Spread Betting – Investing Or Gambling?
#elete: Spread Betting – Investing or Gambling?
One of the more interesting debates is over whether or not spread betting counts as investing or gambling. Although the technical answer is both, as it is derived from gambling and there is a definite chance element to it, by the same token it usually involves the performance of stocks. From an advocate’s perspective it is legal and is even governed by a different body than gambling, but whether or not it counts as investing depends on ultimately on the person involved.
Traditional betting has one intrinsic problem: It favors the strong. From the oddsmaker’s positions this is a problem, especially when the favourite is ridiculously likely to win. Although there will always be those that bet on the underdog in hopes of an incredible pay-off, the reality is that most people will bet n the person they believe is most likely to win. This means that if there is a strong favourite the oddsmaker is unlikely to make any money; most of the bettors will likely get their money back and those betting on the underdog are likely to lose theirs. To create additional action, spread betting was developed.
Rather than betting on a win or a loss, this is simply betting a spread, usually associated with sports to most people but other options are available. In sports this creates some additional action as the bettors must guess how badly one team will beat the other. There are additional odds to change the favor into the oddsmaker’s favor, betting is usually on a specific spread, and the spread can both ways depending on who the bettor favors and by how much. This allows betting on more than just the winner or loser and gives bettors a chance to win more money as well.
Betting on sports is just the tip of the iceberg, as most betting companies concentrate on how stocks perform. A person may bet on how a stock will do, with betting based on the amount the stock raises or falls. For example, if the person bets that the stock will raise for 10 pounds per point, he gains 10 ponds every point that the stock rises in price but loses 10 pounds every point it falls. He must also put in some collateral which can be as little as 5-10% of the stock he is betting on or as much as 100%; if the stock is 1000 pounds, he would need to put up 50 pounds to 1000 pounds down as collateral, and could lose as much 10 000 pounds. Please note that these are the essentials; there are of course other potential fees attached to the practice of how to win cash.
As noted, it does is not governed by the Gambling Commission as is most gambling but rather the Financial Conduct Authority as is most investing. From a legal perspective this makes it an investment option rather than gambling. However, morally it probably does fall more in the realm of gambling. Although there is definitely skill attached to it, as it requires knowing the stock and what factors can affect it or even the buyers, there is a definite aspect of chance to it, and it does not benefit the company of the stock involved. As such it is hardly an investment per se, and fits better within the umbrella of gambling.
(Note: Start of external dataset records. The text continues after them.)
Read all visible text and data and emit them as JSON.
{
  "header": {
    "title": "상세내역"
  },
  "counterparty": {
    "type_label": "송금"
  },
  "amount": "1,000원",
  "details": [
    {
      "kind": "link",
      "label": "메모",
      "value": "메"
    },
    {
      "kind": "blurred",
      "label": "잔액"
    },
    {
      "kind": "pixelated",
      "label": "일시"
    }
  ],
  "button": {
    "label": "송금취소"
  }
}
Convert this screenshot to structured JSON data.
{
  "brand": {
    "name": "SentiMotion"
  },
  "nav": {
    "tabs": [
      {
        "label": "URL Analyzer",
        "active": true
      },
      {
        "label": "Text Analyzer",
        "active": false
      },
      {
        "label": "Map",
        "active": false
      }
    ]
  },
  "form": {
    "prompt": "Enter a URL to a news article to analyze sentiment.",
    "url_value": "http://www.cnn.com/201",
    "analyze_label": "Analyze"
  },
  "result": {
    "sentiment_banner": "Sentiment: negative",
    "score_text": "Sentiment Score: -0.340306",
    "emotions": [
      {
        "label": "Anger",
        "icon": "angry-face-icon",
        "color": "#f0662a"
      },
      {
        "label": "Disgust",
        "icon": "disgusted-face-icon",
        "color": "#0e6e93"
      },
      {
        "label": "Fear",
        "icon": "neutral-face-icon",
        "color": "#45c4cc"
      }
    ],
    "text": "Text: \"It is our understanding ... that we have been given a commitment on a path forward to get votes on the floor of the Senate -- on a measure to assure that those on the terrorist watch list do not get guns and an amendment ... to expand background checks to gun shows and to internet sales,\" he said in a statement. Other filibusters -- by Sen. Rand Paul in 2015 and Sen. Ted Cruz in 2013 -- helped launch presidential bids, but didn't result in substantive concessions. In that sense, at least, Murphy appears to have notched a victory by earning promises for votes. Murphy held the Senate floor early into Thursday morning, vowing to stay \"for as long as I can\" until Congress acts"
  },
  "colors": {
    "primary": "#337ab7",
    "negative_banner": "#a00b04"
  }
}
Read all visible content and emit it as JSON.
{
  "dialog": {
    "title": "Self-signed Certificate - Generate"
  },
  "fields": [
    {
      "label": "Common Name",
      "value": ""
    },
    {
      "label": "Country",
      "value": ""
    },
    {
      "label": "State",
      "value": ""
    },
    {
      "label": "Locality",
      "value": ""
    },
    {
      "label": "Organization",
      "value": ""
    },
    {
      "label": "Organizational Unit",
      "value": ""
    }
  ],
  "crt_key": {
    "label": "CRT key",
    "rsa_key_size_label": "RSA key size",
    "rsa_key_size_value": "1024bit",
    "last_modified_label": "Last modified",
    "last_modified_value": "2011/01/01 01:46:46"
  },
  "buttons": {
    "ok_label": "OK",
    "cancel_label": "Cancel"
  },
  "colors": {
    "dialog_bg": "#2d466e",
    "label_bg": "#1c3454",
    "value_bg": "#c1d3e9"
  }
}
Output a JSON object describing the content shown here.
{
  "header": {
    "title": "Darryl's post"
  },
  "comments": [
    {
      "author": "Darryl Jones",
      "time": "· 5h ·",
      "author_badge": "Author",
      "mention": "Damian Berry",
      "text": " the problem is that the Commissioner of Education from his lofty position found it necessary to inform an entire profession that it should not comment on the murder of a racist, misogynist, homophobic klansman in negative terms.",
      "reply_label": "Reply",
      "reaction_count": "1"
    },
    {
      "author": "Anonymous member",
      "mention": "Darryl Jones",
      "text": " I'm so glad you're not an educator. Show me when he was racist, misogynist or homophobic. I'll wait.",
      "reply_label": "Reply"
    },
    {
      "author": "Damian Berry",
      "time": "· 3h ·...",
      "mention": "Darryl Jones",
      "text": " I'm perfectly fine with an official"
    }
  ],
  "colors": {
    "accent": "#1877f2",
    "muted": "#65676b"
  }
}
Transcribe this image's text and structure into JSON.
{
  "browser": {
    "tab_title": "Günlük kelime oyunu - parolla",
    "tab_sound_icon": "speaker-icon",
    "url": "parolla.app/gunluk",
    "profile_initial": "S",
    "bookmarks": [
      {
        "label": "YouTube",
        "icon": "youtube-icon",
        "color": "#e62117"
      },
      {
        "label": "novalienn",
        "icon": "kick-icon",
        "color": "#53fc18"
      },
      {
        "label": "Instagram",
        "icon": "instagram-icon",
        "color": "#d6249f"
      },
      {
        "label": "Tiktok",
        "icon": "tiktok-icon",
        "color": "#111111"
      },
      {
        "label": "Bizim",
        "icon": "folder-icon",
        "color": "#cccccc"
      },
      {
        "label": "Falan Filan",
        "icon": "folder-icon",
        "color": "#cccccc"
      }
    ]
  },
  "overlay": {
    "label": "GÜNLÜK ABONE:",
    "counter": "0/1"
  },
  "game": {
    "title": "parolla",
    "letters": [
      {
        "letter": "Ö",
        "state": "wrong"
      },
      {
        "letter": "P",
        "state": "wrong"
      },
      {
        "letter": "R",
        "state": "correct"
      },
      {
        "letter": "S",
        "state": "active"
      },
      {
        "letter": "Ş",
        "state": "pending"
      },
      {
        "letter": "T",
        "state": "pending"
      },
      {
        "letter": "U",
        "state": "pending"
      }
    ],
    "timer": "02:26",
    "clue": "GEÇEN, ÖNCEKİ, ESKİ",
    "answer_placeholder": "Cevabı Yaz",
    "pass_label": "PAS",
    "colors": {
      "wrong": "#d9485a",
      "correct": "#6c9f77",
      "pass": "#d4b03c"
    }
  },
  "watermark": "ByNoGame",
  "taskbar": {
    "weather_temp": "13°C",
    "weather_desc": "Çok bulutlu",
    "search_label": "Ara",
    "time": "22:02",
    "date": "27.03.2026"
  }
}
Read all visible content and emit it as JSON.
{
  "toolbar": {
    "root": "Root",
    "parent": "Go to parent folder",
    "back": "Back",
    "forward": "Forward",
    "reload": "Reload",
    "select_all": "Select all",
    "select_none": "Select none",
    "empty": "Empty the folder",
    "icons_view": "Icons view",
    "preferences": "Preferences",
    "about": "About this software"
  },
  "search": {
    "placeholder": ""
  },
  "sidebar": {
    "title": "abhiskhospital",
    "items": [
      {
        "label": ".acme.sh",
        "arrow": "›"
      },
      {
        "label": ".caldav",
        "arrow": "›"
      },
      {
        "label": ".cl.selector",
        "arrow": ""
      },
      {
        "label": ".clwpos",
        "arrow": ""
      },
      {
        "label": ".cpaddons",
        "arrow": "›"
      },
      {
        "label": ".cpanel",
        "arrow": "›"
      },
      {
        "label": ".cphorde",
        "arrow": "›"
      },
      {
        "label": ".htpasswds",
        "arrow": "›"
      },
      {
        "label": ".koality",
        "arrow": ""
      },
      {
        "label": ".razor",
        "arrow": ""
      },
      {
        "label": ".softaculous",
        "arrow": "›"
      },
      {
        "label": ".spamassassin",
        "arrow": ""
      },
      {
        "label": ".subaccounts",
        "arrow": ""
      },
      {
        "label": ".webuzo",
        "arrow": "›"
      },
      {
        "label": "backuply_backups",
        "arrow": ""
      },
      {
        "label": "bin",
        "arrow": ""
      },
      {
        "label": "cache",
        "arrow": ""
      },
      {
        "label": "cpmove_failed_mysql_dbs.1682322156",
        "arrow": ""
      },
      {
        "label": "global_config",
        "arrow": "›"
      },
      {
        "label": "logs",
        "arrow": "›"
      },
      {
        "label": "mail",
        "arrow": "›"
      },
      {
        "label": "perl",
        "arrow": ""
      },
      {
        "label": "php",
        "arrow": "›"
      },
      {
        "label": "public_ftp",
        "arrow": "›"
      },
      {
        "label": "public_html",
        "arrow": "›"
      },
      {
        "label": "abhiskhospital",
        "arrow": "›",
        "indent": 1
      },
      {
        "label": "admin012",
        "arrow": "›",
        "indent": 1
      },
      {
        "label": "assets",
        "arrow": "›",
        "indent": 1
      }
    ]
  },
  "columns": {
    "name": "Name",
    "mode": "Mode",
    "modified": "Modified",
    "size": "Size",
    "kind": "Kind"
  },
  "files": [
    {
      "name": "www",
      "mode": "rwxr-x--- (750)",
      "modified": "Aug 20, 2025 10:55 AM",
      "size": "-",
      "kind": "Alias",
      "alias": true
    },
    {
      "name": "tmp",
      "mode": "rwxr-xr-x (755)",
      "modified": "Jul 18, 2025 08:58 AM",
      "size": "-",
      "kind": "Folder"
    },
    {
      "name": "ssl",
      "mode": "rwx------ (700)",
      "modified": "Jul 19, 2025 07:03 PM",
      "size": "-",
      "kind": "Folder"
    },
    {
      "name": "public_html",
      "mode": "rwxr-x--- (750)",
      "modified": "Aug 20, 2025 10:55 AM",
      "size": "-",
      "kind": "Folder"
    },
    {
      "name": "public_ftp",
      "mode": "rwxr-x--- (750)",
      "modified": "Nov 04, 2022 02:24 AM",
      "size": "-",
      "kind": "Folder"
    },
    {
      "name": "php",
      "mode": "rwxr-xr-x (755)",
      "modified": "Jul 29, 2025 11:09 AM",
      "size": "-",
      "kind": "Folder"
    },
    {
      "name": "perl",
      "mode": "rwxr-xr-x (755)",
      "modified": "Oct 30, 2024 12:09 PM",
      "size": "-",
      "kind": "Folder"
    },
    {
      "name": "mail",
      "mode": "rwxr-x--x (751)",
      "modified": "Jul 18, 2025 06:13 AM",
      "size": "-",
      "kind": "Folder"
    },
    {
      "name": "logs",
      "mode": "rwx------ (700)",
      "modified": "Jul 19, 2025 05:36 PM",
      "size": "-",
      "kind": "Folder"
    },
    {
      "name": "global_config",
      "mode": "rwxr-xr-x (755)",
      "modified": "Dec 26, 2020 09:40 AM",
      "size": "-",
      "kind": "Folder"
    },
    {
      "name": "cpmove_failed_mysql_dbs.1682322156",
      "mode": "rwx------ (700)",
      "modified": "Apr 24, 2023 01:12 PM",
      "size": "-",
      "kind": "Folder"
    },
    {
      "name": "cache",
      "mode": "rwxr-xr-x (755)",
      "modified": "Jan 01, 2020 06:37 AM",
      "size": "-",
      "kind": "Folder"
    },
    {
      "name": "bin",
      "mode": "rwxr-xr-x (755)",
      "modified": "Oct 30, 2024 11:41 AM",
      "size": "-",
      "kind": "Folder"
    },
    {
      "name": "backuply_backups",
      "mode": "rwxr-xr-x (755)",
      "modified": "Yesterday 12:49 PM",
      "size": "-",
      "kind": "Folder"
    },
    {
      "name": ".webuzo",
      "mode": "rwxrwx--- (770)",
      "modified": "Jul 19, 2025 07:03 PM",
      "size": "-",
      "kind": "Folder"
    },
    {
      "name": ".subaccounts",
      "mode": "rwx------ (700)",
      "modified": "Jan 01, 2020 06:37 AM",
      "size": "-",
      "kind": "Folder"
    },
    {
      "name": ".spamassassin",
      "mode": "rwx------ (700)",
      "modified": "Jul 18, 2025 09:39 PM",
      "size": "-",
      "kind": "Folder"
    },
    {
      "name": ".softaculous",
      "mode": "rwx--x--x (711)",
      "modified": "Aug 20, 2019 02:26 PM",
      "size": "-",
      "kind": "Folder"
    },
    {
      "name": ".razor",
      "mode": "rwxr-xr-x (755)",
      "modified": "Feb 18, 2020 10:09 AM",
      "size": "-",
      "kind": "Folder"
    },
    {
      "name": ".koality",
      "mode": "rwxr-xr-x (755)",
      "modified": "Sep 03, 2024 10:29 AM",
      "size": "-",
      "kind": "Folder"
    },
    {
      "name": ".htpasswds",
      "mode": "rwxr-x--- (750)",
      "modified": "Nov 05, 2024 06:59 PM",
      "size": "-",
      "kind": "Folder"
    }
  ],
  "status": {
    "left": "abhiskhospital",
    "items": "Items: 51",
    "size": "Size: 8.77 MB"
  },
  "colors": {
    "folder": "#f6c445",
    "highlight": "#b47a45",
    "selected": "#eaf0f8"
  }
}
Someone interested in pursuing this as a source of income is advised to know the subject of his betting intimately, as well as those involved. A sunny day is more likely to increase stock prices, but that would not likely apply to coal futures, for example. Regardless of where you stand it can create income for those that do their homework and even they take a risk when they put their money down.